**** The records ****

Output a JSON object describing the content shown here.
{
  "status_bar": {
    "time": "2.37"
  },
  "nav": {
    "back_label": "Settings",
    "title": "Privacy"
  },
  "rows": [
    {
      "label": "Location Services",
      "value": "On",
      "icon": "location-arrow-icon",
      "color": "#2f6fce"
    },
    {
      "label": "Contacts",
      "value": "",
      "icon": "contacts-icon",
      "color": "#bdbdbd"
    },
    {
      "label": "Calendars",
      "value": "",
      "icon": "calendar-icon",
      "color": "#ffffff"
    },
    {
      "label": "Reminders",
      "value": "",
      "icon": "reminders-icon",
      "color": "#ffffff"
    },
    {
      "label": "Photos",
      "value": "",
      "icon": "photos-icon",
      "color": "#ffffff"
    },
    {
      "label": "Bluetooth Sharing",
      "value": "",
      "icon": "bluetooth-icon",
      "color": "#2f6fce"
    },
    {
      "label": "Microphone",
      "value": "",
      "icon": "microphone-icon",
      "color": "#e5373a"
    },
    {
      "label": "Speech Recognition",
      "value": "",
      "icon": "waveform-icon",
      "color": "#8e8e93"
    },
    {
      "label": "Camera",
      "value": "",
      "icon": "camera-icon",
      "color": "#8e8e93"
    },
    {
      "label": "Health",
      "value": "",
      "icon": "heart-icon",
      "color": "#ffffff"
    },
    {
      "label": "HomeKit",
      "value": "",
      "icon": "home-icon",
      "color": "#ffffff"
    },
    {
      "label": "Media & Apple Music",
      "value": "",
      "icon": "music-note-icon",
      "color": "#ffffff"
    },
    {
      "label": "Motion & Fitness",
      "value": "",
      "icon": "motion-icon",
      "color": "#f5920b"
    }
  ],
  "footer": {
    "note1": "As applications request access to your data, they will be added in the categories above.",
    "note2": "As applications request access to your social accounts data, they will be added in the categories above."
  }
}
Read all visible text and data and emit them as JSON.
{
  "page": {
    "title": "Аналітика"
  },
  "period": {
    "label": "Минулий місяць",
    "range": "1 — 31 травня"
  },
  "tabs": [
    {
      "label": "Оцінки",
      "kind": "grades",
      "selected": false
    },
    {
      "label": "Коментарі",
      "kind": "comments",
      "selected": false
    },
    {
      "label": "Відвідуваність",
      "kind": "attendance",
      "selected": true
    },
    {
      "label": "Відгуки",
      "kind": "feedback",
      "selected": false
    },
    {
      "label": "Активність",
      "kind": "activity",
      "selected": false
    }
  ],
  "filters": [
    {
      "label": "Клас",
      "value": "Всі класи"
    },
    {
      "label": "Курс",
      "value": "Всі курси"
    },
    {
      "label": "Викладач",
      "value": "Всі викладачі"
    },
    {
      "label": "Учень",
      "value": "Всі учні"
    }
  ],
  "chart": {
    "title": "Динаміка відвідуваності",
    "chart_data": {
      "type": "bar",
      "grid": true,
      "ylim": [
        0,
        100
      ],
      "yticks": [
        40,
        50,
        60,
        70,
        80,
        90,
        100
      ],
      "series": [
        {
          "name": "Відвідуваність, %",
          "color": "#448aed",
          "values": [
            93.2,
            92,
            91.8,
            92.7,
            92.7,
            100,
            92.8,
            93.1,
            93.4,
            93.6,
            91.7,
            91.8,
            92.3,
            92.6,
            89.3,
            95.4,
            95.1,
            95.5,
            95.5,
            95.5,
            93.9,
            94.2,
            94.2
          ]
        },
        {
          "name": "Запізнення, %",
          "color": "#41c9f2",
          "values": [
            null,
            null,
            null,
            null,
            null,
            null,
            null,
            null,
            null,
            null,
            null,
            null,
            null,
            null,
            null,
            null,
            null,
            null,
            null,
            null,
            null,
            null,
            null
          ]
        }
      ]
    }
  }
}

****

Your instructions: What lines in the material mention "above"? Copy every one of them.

Answer to the exercise:
    "note1": "As applications request access to your data, they will be added in the categories above.",
    "note2": "As applications request access to your social accounts data, they will be added in the categories above."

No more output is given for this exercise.